Look closely at those blood red lips. They're shrimp, though there is nothing shrimpy about them. The lips alone make quite the statement about thsi beauty though I love how the balance and symmetry of cheek and nose is lightly marred by wood grain. For me it echoes how "The Fisherman's Wife" goes against the grain of common sense or virture and falls into the trap  of her own desires.

"The Fisherman's Wife"  detail

"Plates" by Ashley Arlow
18 x 14
I've got to show "Plates" to my student poets struggling to describe love triangles this week. We talked a lot at Poetry Club about how "side ho" is not descriptive, but lazy writing. Dish came up as an appropriate euphemism and this piece captures that. The check board detail and balance rock too.

"Wave" by Leinani Hession
Media on canvas
16 x 14
Leinani Hession's work made me think about story and how images tell stories. "Wave" whispers to me of storms and traps of danger and anonymity. I wonder what my students would make of it? 

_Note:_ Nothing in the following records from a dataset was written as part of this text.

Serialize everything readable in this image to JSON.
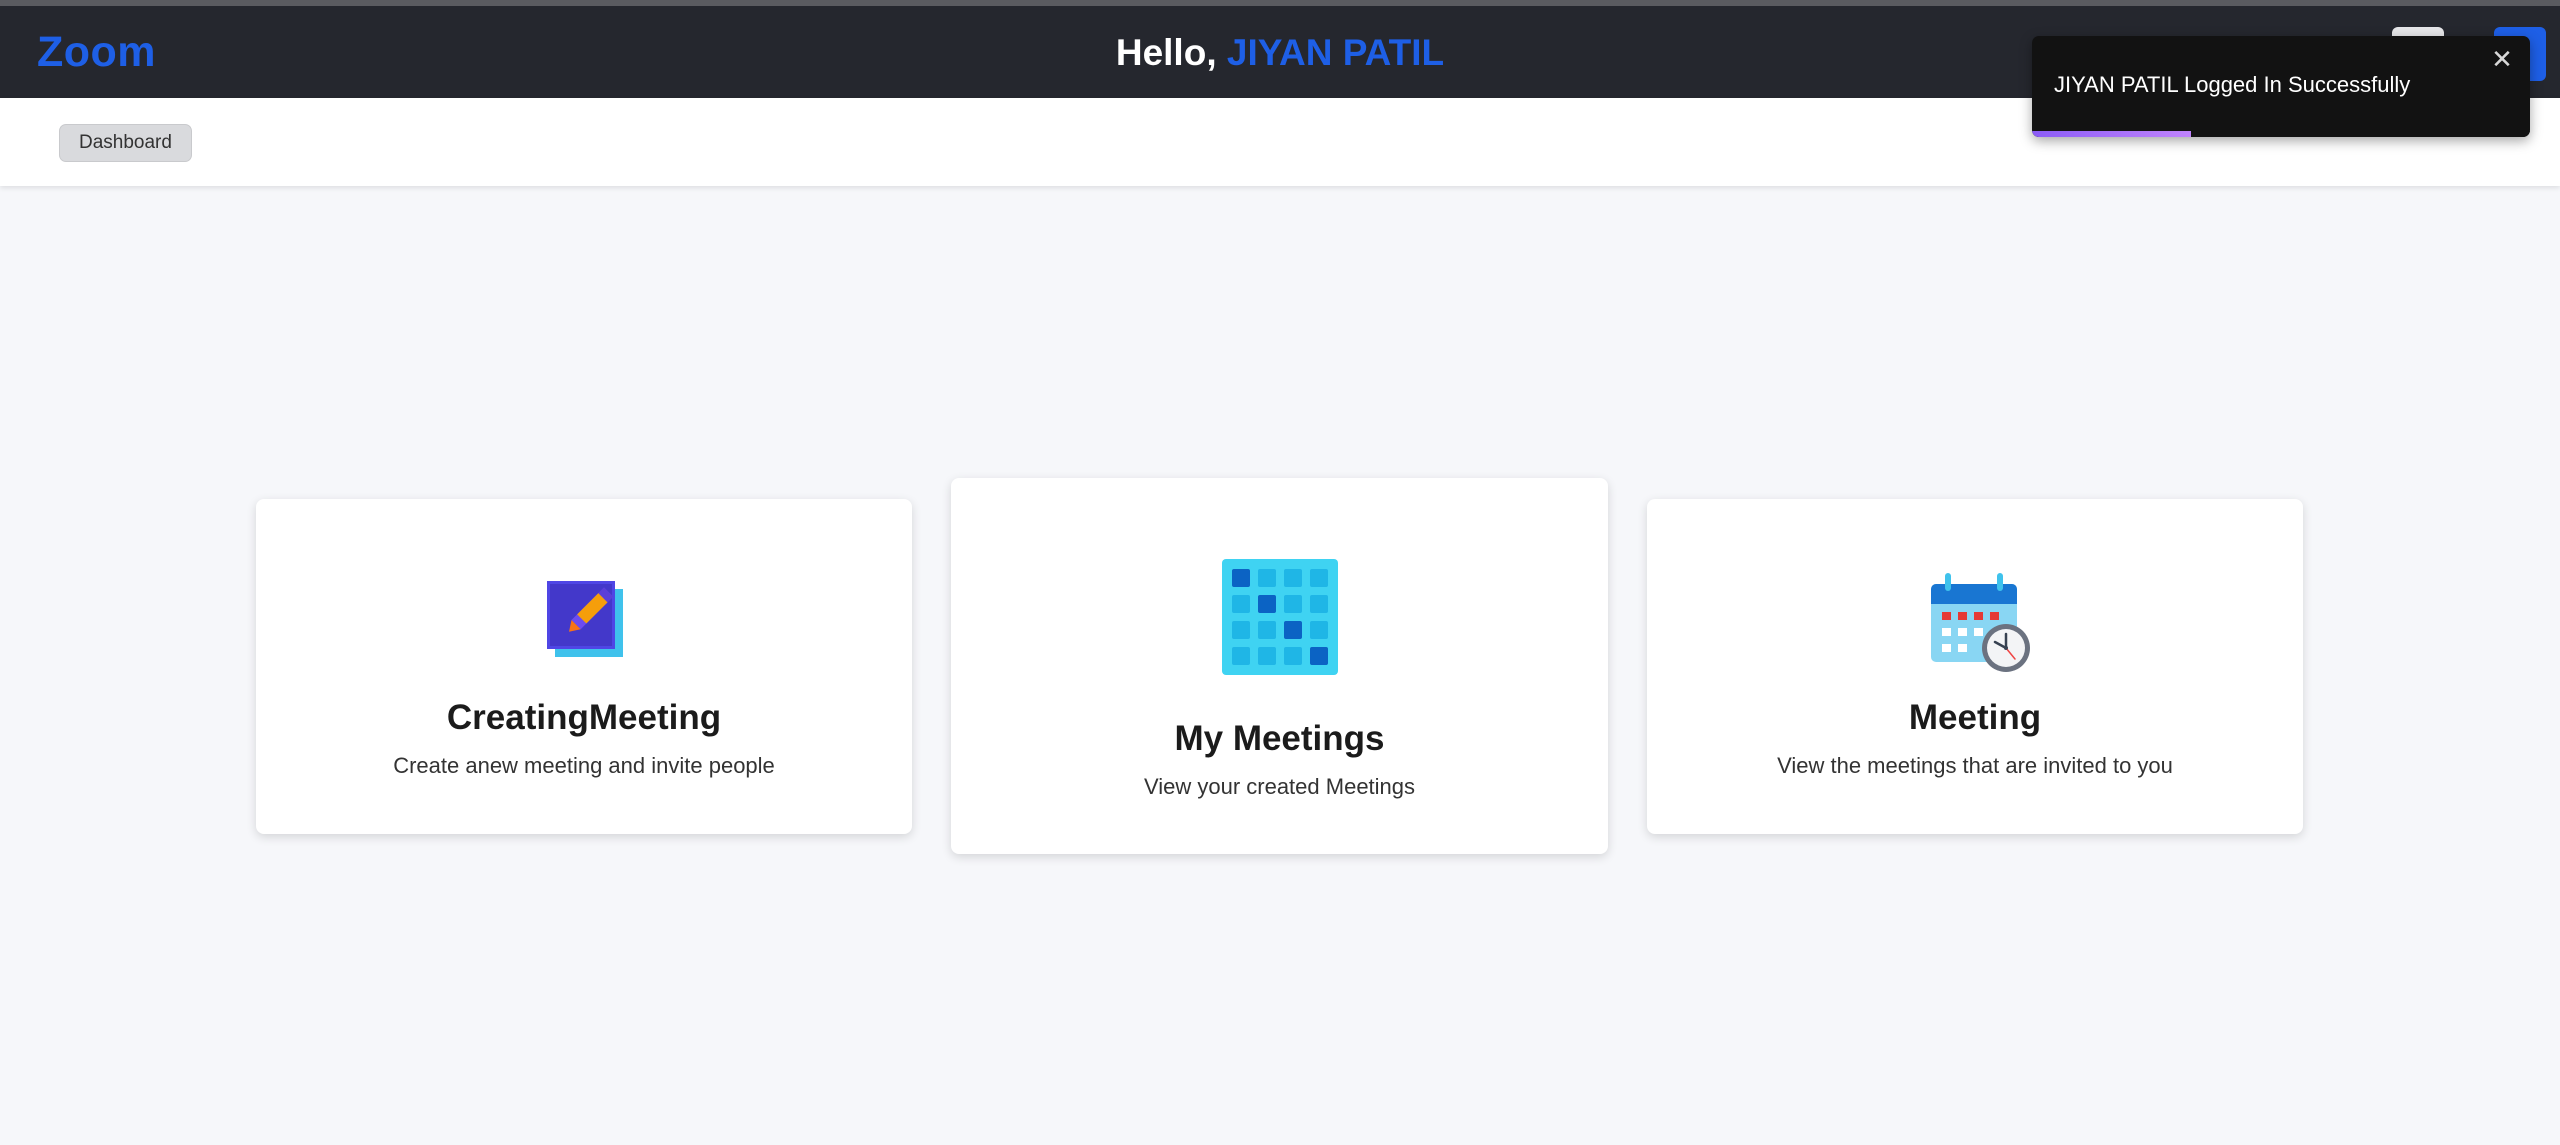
{
  "header": {
    "logo": "Zoom",
    "greeting_prefix": "Hello, ",
    "user_name": "JIYAN PATIL"
  },
  "breadcrumb": {
    "label": "Dashboard"
  },
  "toast": {
    "message": "JIYAN PATIL Logged In Successfully",
    "close_symbol": "✕",
    "progress_fraction": 0.32
  },
  "cards": [
    {
      "title": "CreatingMeeting",
      "description": "Create anew meeting and invite people",
      "icon": "edit-meeting-icon"
    },
    {
      "title": "My Meetings",
      "description": "View your created Meetings",
      "icon": "calendar-grid-icon"
    },
    {
      "title": "Meeting",
      "description": "View the meetings that are invited to you",
      "icon": "calendar-clock-icon"
    }
  ],
  "colors": {
    "brand": "#1e5fe6",
    "header_bg": "#25272e",
    "page_bg": "#f6f7fa",
    "toast_bg": "#121212",
    "toast_progress": "#a36bf2"
  }
}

"Wave" seemed opposite in tone to Nicole Vargas' "Quinceañera." While "Wave" may dread the traps of adolescence, "Quinceañera" celebrates its transitory nature. The work in this piece impresses me--assembling each cut flower, persistence made tangible. The sash of fifteen (captured in the detail below) will soon be thrown off, the petals, though preserved, will wrinkle, but the memory, the whimsy of fifteen swings through the frame. 
"Quinceañera" by Nicole Vargas
Cut Paper and Wire
7 x 3.25 x 5.5

"Quinceañera" detail
Art works. Art attempts. Art speaks. So do our students. I love that I got to listen today., truly a treat.

Head over to Two Writing Teachers for a second serving;
the Slice of Life Story Challenge
runs daily during the month of March. 


  1. Whhaaaaaa. (Picture a minion saying that). I'm stunned by the art. Completely mesmerizing. Had a nice chuckle over the princess Leia comment, but I really dug the piece. Reminded me of a woodcut. All them kept me glued with all of the variety of approaches. I love it. The Fisherman's Wife is especially awesome.

  2. Wow, and more wow! I love the pieces and love the comments. We have several students at an art charter school near & I've had the pleasure of attending some of their shows. Like this, the talent & creative thought just blows me away. So wonderful to see. I don't have a favorite, they are all amazing, Lee Ann. Thank you!

  3. These are some wonderful pieces and your comments added so much to the experience of looking at them. Thank you, very thought provoking!

  4. I am in awe of the talent of these young artists! Thank you so much for sharing their work.

  5. Amazing art! I'm glad you could share photos with us. I also love the clouds. I have an ipad full of photos of clouds taken from airplanes. If it's a flight where I can have the window open, I just love taking pictures of the view up there.